There is considerable conversation about the ability to work from home and engage with our children in homeschooling. It is important to note that this privilege is not available to all, and many people in our city have to risk their health to go out for work. Without question, the health of Black and brown adults is at risk daily, but there is a lack of conversation about the little faces that those adults have to go back home to in the evening - our children. As we consider the economic, social, and mental health impact of COVID-19, if Black adults will experience pneumonia, I offer that our children are also experiencing pneumonia and if it goes untreated, they will be forced to become dependent on an allegorical breathing machine to and through their adult lives. If we fail in this moment, generations yet unborn will be impacted.
Let’s consider what our city and our nation has neglected to treat as it relates to our Black children. Our public school system is failing. How many times have we witnessed teachers paying for school supplies, providing food for their students, and shivering or sweating due to the extreme temperatures in schools? Adding a worldwide pandemic on top of a system that is already failing has effectively crippled the struggling system of education and resources in our city. Statistically, Black children already gain less over the school year and lose more during the summer when compared to their white counterparts. At the end of February, our children were removed from school and given packets to complete at home, now becoming susceptible to possible winter, spring, and summer learning loss. Additionally, lead paint continues to fall from residential buildings in West Baltimore, there’s a lack of safe havens, rec centers, and other youth engagement programs to meet the needs and provide an outlet for youth, while parents continue to report that they don't feel comfortable allowing their children to play outside.
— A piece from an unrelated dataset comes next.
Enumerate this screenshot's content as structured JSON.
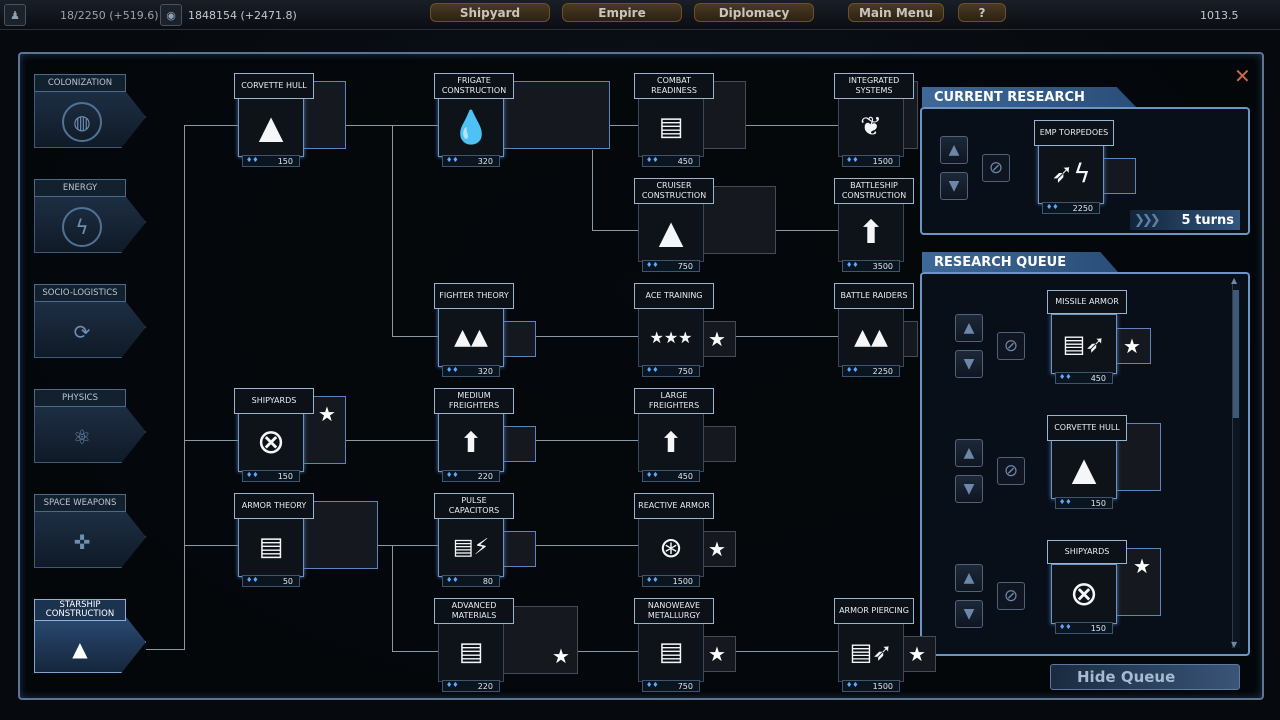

Baltimore is my home. I have only lived in 2 zipcodes in our city, was educated in the Public School System, and attended Morgan State University for my Bachelor’s and Master’s degrees. Nothing makes me happier than a City/Poly rivalry conversation, driving through familiar neighborhoods, or stopping by Mondawmin Mall when no other mall in the area had what I needed. In November of 2015, when my husband & I decided that it was time to buy a home, we invested in my hometown. I have worked in City Schools at the macro and micro level, and spent all of my career doing work for black children who remind me of myself. As a practicing Social Worker, I have daily conversation with Black children who are labeled as ADHD, ODD, anxious, and depressed. I remember my days as a little black girl in Baltimore and the consistent anxiety I would experience hearing my working class parents balance their checkbook, after spending an entire school year with a warm body substitute in math class.
There is consistent conversation in our country about the coddling of the young American mind in which our youth are protected, and demand protection from thoughts that may make them feel marginalized, or simply don't match their thoughts. While this theory is thought provoking, it is consistently considered from a eurocentric approach. Who protects the little black girls and boys? Who provides a voice for them? I can no longer count the number of times I have heard young people say “adults just don’t listen”.
It has been said that, “it is easier to build strong children, then to repair broken men.” While this quote was written in a conversation with white owners of enslaved Africans, it rings true in an American system that continues to request data of our public school system’s elementary attendance rates to project the number of beds needed in an area jail. Simply put, the evils from then still exist today. How can we affirm, love, and protect our children during this time of crisis? Long story short, I don't have all the answers. Just like our ranging shades of melanin, Black America is not and never will be a monolith. I don’t believe there is a one size fits all approach, and we must do what will have an impact on the greatest number of people. I do know that which benefits black America benefits us all.
I offer that we should approach the innovation of our new normal during and post COVID-19 with a village concept. Black people thrive in spaces in which collective care is the foundation. This is a chance to show our children that they have a right to be loved. Children look to their parents and other adults for information in ambiguous and crisis situations. We must listen to and affirm our children. Tell the black children in your life that it's ok to be scared, that they are safe, and take the time to explore the things that they are good at or interested in. For some of us, this time of social distancing is the first time in years that we have spent uninterrupted time with our children and partners. Make the most of it.
I call on our area nonprofits, and churches. Since 1865, we have known that SuperMan has not (and is not) coming to save us. It's up to us to mobilize through partnership and innovative approaches. Our churches in particular have a historical responsibility and connection to our youth, and are in a prime space to innovate youth programming. Check-in on our young people, and be a stable presence in their lives. I can guarantee you that they won't forget! If we do not activate and innovate our space, time, and opportunity the trauma (seen and unseen) from COVID-19 it will be difficult to undo the financial, educational, mental and physical health impacts for our children.
The Masai Warriors of Kenya and Tanzania greet each other with the words “and how are the children?” It is an homage to the wellbeing of the children. The response is “all the children are well”, meaning that life is good. Our children are the barometer for understanding our present and future. I encourage you to use this statement as the litmus test for our communities, our city, our state, and our nation. If the response is not ’all the children are well’ - there is still work to be done.